'Riverdale' Star Vanessa Morgan Criticizes Its Depiction of Black People

"Tired of us also being used as sidekick non-dimensional characters to our white leads."

Riverdale actress Vanessa Morgan spoke out against the racism that persists in Hollywood and how difficult it is for Black people to get substantial, fulfilling roles. Morgan posted a note to her social media accounts on May 31, explaining how Black people are often relegated to dangerous characters or sidekicks. The comment seemed to apply to her own show, considering that Morgan plays the bad girl gone good Toni Topaz and sidekick girlfriend to Madelaine Petsch's more prominent Cheryl Blossom.

"Tired of how black people are portrayed in media, tired of us being portrayed as thugs, dangerous or angry scary people,” she wrote in the note. “Tired of us also being used as sidekick non dimensional characters to our white leads. Or only used in the ads for diversity but not actually in the show.”

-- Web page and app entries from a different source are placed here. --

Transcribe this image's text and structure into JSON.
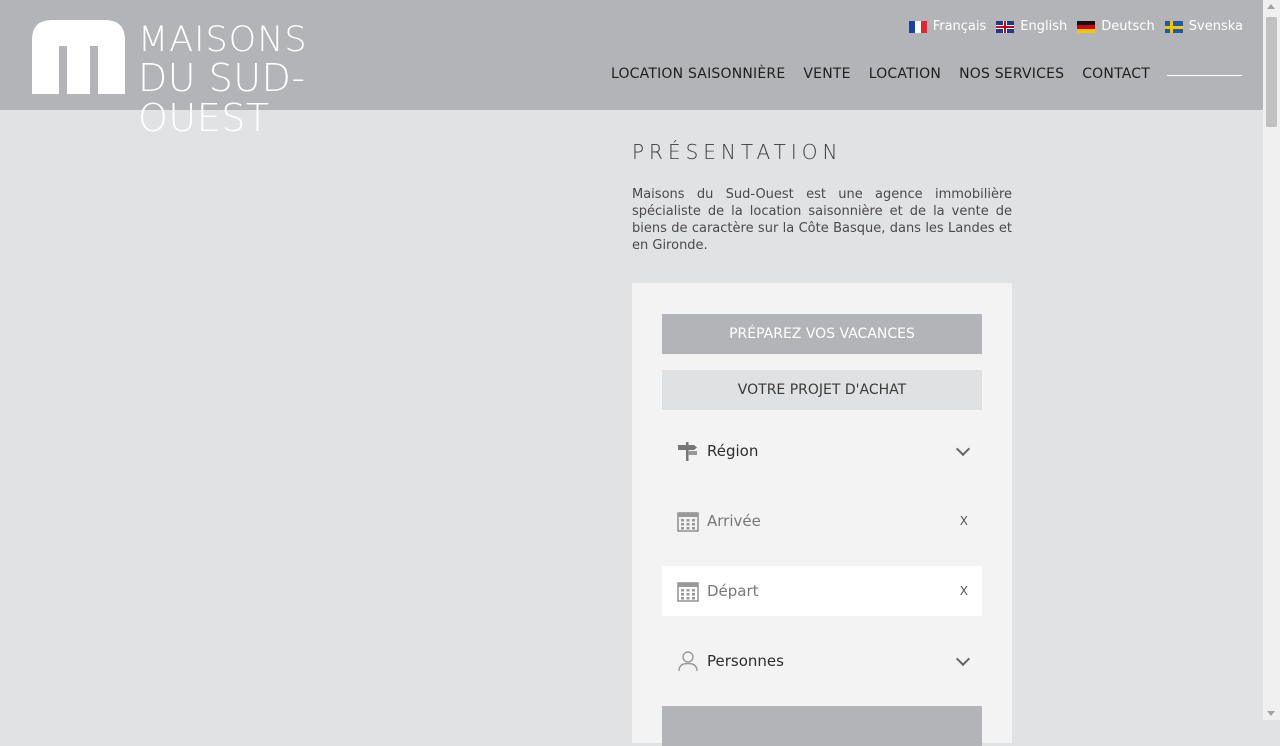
{
  "logo": {
    "line1": "MAISONS",
    "line2": "DU SUD-OUEST"
  },
  "languages": [
    {
      "label": "Français",
      "flag": "flag-fr"
    },
    {
      "label": "English",
      "flag": "flag-gb"
    },
    {
      "label": "Deutsch",
      "flag": "flag-de"
    },
    {
      "label": "Svenska",
      "flag": "flag-se"
    }
  ],
  "nav": [
    {
      "label": "LOCATION SAISONNIÈRE"
    },
    {
      "label": "VENTE"
    },
    {
      "label": "LOCATION"
    },
    {
      "label": "NOS SERVICES"
    },
    {
      "label": "CONTACT"
    }
  ],
  "presentation": {
    "title": "PRÉSENTATION",
    "text": "Maisons du Sud-Ouest est une agence immobilière spécialiste de la location saisonnière et de la vente de biens de caractère sur la Côte Basque, dans les Landes et en Gironde."
  },
  "search_panel": {
    "tab_vacances": "PRÉPAREZ VOS VACANCES",
    "tab_achat": "VOTRE PROJET D'ACHAT",
    "region": {
      "label": "Région",
      "icon": "signpost-icon"
    },
    "arrivee": {
      "placeholder": "Arrivée",
      "clear": "X",
      "icon": "calendar-icon"
    },
    "depart": {
      "placeholder": "Départ",
      "clear": "X",
      "icon": "calendar-icon"
    },
    "personnes": {
      "label": "Personnes",
      "icon": "person-icon"
    }
  },
  "colors": {
    "header_bg": "#b3b4b7",
    "page_bg": "#e1e2e4",
    "panel_bg": "#f3f3f3",
    "accent": "#b3b4b7"
  }
}
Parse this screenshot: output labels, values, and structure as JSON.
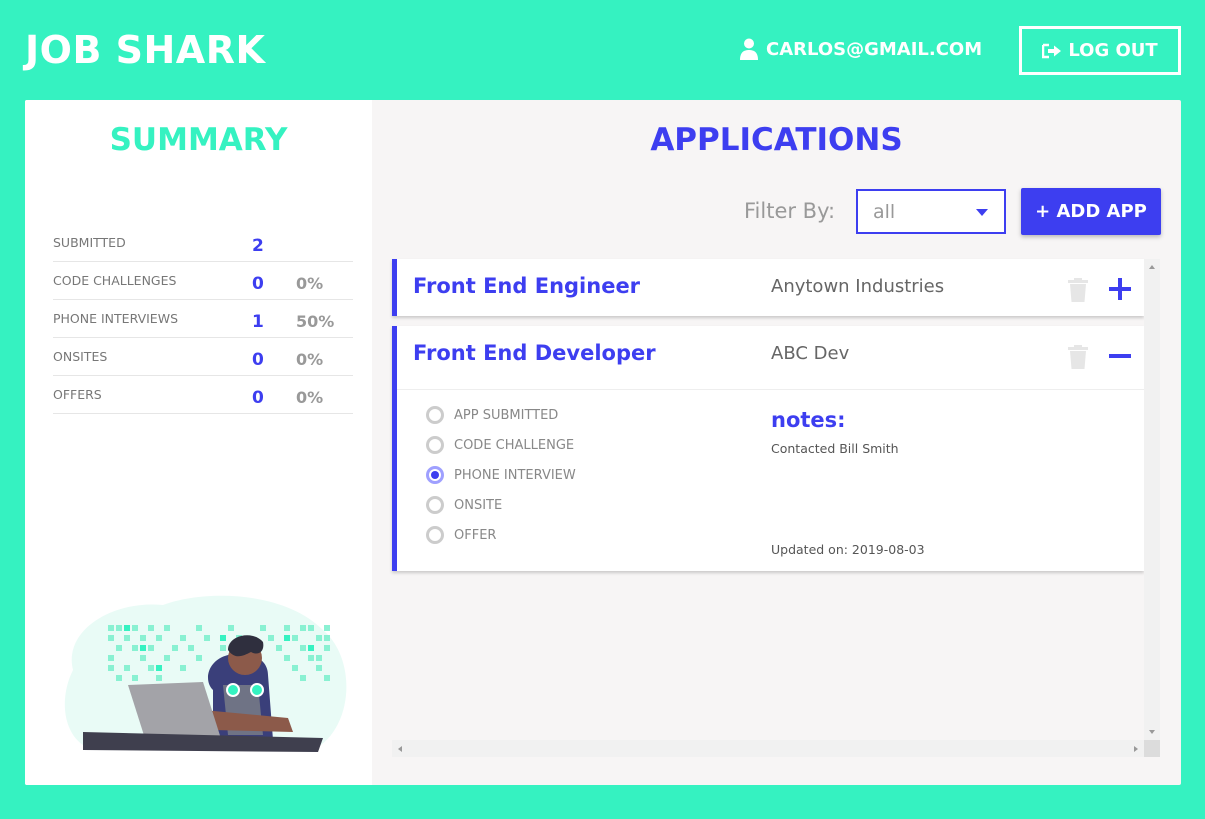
{
  "header": {
    "brand": "JOB SHARK",
    "user_email": "CARLOS@GMAIL.COM",
    "logout_label": "LOG OUT"
  },
  "summary": {
    "title": "SUMMARY",
    "stats": [
      {
        "label": "SUBMITTED",
        "count": "2",
        "percent": ""
      },
      {
        "label": "CODE CHALLENGES",
        "count": "0",
        "percent": "0%"
      },
      {
        "label": "PHONE INTERVIEWS",
        "count": "1",
        "percent": "50%"
      },
      {
        "label": "ONSITES",
        "count": "0",
        "percent": "0%"
      },
      {
        "label": "OFFERS",
        "count": "0",
        "percent": "0%"
      }
    ]
  },
  "applications": {
    "title": "APPLICATIONS",
    "filter_label": "Filter By:",
    "filter_value": "all",
    "add_label": "+ ADD APP",
    "items": [
      {
        "title": "Front End Engineer",
        "company": "Anytown Industries",
        "expanded": false
      },
      {
        "title": "Front End Developer",
        "company": "ABC Dev",
        "expanded": true,
        "stages": [
          "APP SUBMITTED",
          "CODE CHALLENGE",
          "PHONE INTERVIEW",
          "ONSITE",
          "OFFER"
        ],
        "current_stage": "PHONE INTERVIEW",
        "notes_label": "notes:",
        "notes": "Contacted Bill Smith",
        "updated": "Updated on: 2019-08-03"
      }
    ]
  },
  "colors": {
    "accent_teal": "#35f2c1",
    "accent_blue": "#3d3ef0"
  },
  "icons": {
    "user": "user-icon",
    "logout": "sign-out-icon",
    "trash": "trash-icon",
    "expand": "plus-icon",
    "collapse": "minus-icon"
  }
}
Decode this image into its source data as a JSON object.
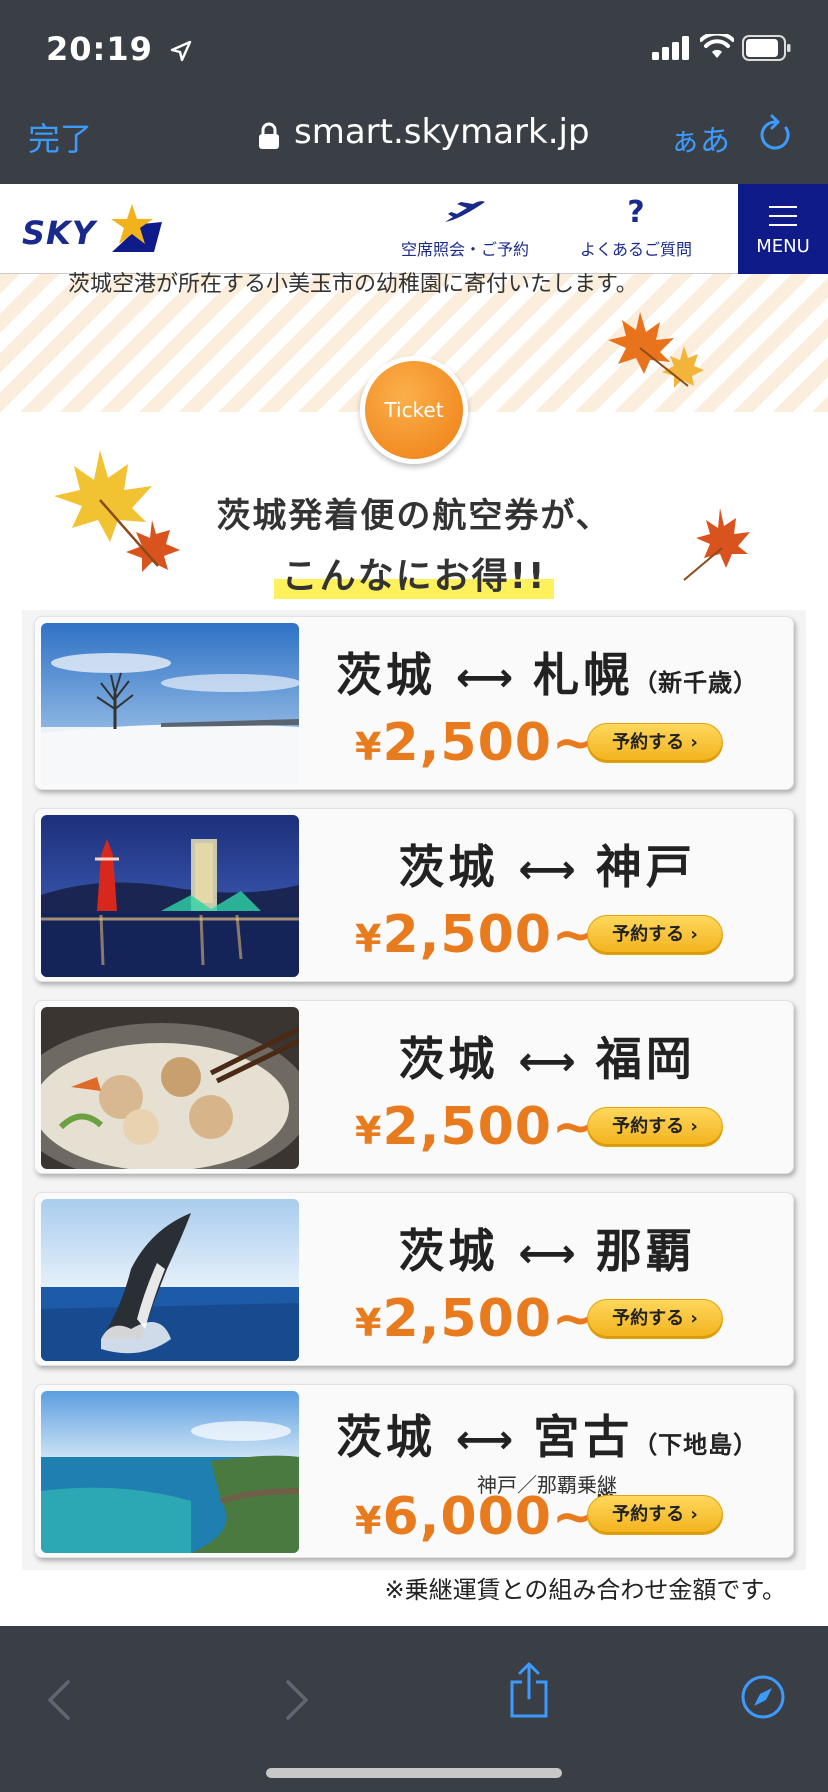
{
  "status_bar": {
    "time": "20:19"
  },
  "browser": {
    "done_label": "完了",
    "url": "smart.skymark.jp",
    "text_size_label": "ぁあ"
  },
  "site_header": {
    "logo_text": "SKY",
    "nav": [
      {
        "label": "空席照会・ご予約",
        "icon": "airplane-icon"
      },
      {
        "label": "よくあるご質問",
        "icon": "question-icon",
        "glyph": "?"
      }
    ],
    "menu_label": "MENU",
    "colors": {
      "brand_navy": "#101b8a",
      "accent_yellow": "#f2b21c"
    }
  },
  "banner": {
    "partial_text": "茨城空港が所在する小美玉市の幼稚園に寄付いたします。",
    "ticket_badge": "Ticket",
    "headline_line1": "茨城発着便の航空券が、",
    "headline_line2": "こんなにお得!!"
  },
  "routes": [
    {
      "from": "茨城",
      "arrow": "⟷",
      "to": "札幌",
      "note": "（新千歳）",
      "transfer": "",
      "currency": "¥",
      "price": "2,500~",
      "mark": "",
      "button": "予約する",
      "photo": "snowy-field-tree"
    },
    {
      "from": "茨城",
      "arrow": "⟷",
      "to": "神戸",
      "note": "",
      "transfer": "",
      "currency": "¥",
      "price": "2,500~",
      "mark": "",
      "button": "予約する",
      "photo": "kobe-port-night"
    },
    {
      "from": "茨城",
      "arrow": "⟷",
      "to": "福岡",
      "note": "",
      "transfer": "",
      "currency": "¥",
      "price": "2,500~",
      "mark": "",
      "button": "予約する",
      "photo": "motsunabe-hotpot"
    },
    {
      "from": "茨城",
      "arrow": "⟷",
      "to": "那覇",
      "note": "",
      "transfer": "",
      "currency": "¥",
      "price": "2,500~",
      "mark": "",
      "button": "予約する",
      "photo": "breaching-whale"
    },
    {
      "from": "茨城",
      "arrow": "⟷",
      "to": "宮古",
      "note": "（下地島）",
      "transfer": "神戸／那覇乗継",
      "currency": "¥",
      "price": "6,000~",
      "mark": "※",
      "button": "予約する",
      "photo": "miyako-coast"
    }
  ],
  "footnote": "※乗継運賃との組み合わせ金額です。",
  "price_color": "#e77b1e"
}
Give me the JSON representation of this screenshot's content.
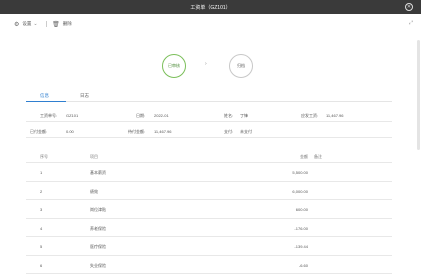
{
  "window": {
    "title": "工资单（GZ101）",
    "close": "✕"
  },
  "toolbar": {
    "settings_label": "设置",
    "delete_label": "删除"
  },
  "flow": {
    "step1": "已审核",
    "arrow": "›",
    "step2": "归档"
  },
  "tabs": [
    {
      "label": "信息"
    },
    {
      "label": "日志"
    }
  ],
  "info": {
    "row1": [
      {
        "label": "工资单号:",
        "value": "GZ101"
      },
      {
        "label": "日期:",
        "value": "2022-01"
      },
      {
        "label": "姓名:",
        "value": "丁锋"
      },
      {
        "label": "应发工资:",
        "value": "11,467.96"
      }
    ],
    "row2": [
      {
        "label": "已付金额:",
        "value": "0.00"
      },
      {
        "label": "待付金额:",
        "value": "11,467.96"
      },
      {
        "label": "支付:",
        "value": "未支付"
      }
    ]
  },
  "table": {
    "headers": {
      "no": "序号",
      "item": "项目",
      "amount": "金额",
      "note": "备注"
    },
    "rows": [
      {
        "no": "1",
        "item": "基本薪资",
        "amount": "5,500.00"
      },
      {
        "no": "2",
        "item": "绩效",
        "amount": "6,000.00"
      },
      {
        "no": "3",
        "item": "岗位津贴",
        "amount": "600.00"
      },
      {
        "no": "4",
        "item": "养老保险",
        "amount": "-176.00"
      },
      {
        "no": "5",
        "item": "医疗保险",
        "amount": "-139.44"
      },
      {
        "no": "6",
        "item": "失业保险",
        "amount": "-6.60"
      }
    ]
  }
}
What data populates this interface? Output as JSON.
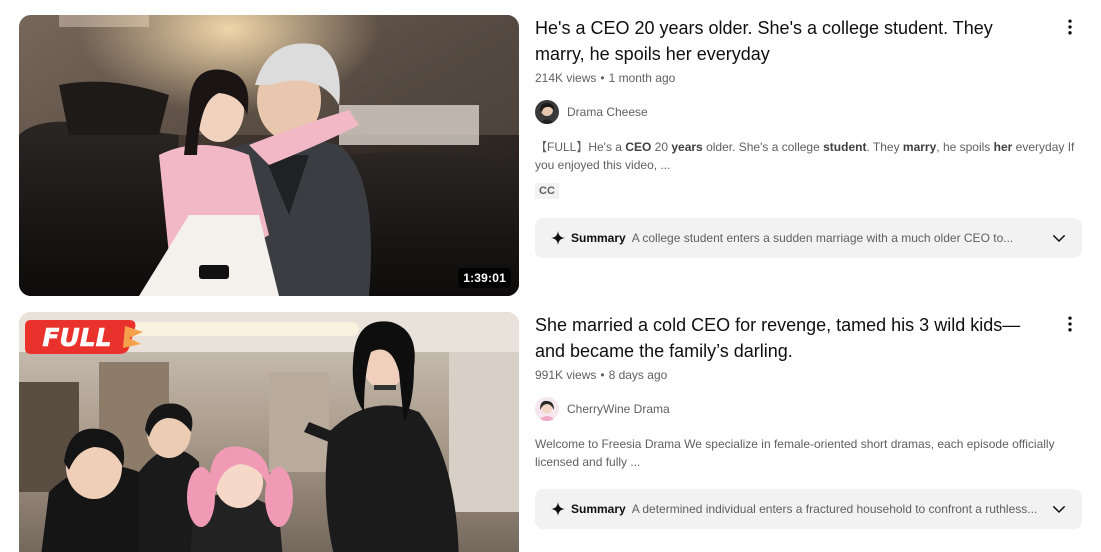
{
  "results": [
    {
      "title": "He's a CEO 20 years older. She's a college student. They marry, he spoils her everyday",
      "views": "214K views",
      "age": "1 month ago",
      "channel": "Drama Cheese",
      "snippet_parts": [
        "【FULL】He's a ",
        "CEO",
        " 20 ",
        "years",
        " older. She's a college ",
        "student",
        ". They ",
        "marry",
        ", he spoils ",
        "her",
        " everyday If you enjoyed this video, ..."
      ],
      "badge": "CC",
      "duration": "1:39:01",
      "summary_label": "Summary",
      "summary_text": "A college student enters a sudden marriage with a much older CEO to..."
    },
    {
      "title": "She married a cold CEO for revenge, tamed his 3 wild kids—and became the family’s darling.",
      "views": "991K views",
      "age": "8 days ago",
      "channel": "CherryWine Drama",
      "snippet": "Welcome to Freesia Drama We specialize in female-oriented short dramas, each episode officially licensed and fully ...",
      "thumb_badge": "FULL",
      "summary_label": "Summary",
      "summary_text": "A determined individual enters a fractured household to confront a ruthless..."
    }
  ],
  "colors": {
    "text_primary": "#0f0f0f",
    "text_secondary": "#606060",
    "summary_bg": "#f2f2f2",
    "badge_red": "#e8322b"
  },
  "icons": {
    "more": "vertical-ellipsis-icon",
    "sparkle": "sparkle-icon",
    "expand": "chevron-down-icon"
  }
}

Morgan later added that not only is she the only Black series regular, but she's also paid the least among her co-stars. "Girl, I could go on for days," she wrote in a separate message to a fan on June 2.

Morgan defended her castmates and clarified that they have no say on the behind the scenes injustices. "They don’t write the show," she explained. "So no need to attack them, they don’t call the shots & I know they have my back."

Morgan's message was heard loud and clear. On June 5, Riverdale creator Roberto Aguirre-Sacasa responded to Morgan's comments with promises of change. "We hear Vanessa. We love Vanessa. She's right," he wrote. "We're sorry and we make the same promise to you that we did to her. We will do better to honor her and the character she plays. As well as all of our actors and characters of color."

Aguirre-Sacasa continued: "CHANGE is happening and will continue to happen. Riverdale will get bigger, not smaller. Riverdale will be part of the movement, not outside it. All of the Riverdale writers made a donation to Black Lives Matter Los Angeles, but we know where the work must happen for us. In the writers' room."